= Task requirements =
The full listing, reproduced exactly, is what the response must contain.

────────────────

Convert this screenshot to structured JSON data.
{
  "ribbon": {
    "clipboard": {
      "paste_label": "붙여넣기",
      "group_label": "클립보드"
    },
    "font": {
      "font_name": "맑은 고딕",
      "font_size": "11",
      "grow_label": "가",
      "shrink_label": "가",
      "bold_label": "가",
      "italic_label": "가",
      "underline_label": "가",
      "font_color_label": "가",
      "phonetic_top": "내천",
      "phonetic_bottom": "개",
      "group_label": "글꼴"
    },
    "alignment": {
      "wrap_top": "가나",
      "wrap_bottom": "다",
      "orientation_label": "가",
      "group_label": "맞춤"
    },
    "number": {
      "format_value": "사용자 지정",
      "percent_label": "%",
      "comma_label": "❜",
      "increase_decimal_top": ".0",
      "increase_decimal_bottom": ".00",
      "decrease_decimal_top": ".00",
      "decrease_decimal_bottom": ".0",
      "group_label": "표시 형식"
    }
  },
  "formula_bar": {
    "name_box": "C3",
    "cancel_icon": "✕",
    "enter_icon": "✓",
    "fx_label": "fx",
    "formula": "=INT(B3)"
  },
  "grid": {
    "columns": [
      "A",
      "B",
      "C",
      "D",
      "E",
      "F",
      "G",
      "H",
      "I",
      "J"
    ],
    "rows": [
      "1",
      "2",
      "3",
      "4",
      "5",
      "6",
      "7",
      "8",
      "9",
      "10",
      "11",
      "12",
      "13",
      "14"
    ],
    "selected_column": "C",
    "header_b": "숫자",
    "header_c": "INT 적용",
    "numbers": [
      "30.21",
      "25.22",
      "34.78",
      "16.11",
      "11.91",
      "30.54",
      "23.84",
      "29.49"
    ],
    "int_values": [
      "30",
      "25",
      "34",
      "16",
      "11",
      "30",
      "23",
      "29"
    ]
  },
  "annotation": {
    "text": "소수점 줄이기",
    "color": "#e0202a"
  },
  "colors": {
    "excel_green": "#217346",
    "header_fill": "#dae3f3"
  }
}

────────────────

= Solution =
Convert this screenshot to structured JSON data.
{
  "ribbon": {
    "clipboard": {
      "paste_label": "붙여넣기",
      "group_label": "클립보드"
    },
    "font": {
      "font_name": "맑은 고딕",
      "font_size": "11",
      "grow_label": "가",
      "shrink_label": "가",
      "bold_label": "가",
      "italic_label": "가",
      "underline_label": "가",
      "font_color_label": "가",
      "phonetic_top": "내천",
      "phonetic_bottom": "개",
      "group_label": "글꼴"
    },
    "alignment": {
      "wrap_top": "가나",
      "wrap_bottom": "다",
      "orientation_label": "가",
      "group_label": "맞춤"
    },
    "number": {
      "format_value": "사용자 지정",
      "percent_label": "%",
      "comma_label": "❜",
      "increase_decimal_top": ".0",
      "increase_decimal_bottom": ".00",
      "decrease_decimal_top": ".00",
      "decrease_decimal_bottom": ".0",
      "group_label": "표시 형식"
    }
  },
  "formula_bar": {
    "name_box": "C3",
    "cancel_icon": "✕",
    "enter_icon": "✓",
    "fx_label": "fx",
    "formula": "=INT(B3)"
  },
  "grid": {
    "columns": [
      "A",
      "B",
      "C",
      "D",
      "E",
      "F",
      "G",
      "H",
      "I",
      "J"
    ],
    "rows": [
      "1",
      "2",
      "3",
      "4",
      "5",
      "6",
      "7",
      "8",
      "9",
      "10",
      "11",
      "12",
      "13",
      "14"
    ],
    "selected_column": "C",
    "header_b": "숫자",
    "header_c": "INT 적용",
    "numbers": [
      "30.21",
      "25.22",
      "34.78",
      "16.11",
      "11.91",
      "30.54",
      "23.84",
      "29.49"
    ],
    "int_values": [
      "30",
      "25",
      "34",
      "16",
      "11",
      "30",
      "23",
      "29"
    ]
  },
  "annotation": {
    "text": "소수점 줄이기",
    "color": "#e0202a"
  },
  "colors": {
    "excel_green": "#217346",
    "header_fill": "#dae3f3"
  }
}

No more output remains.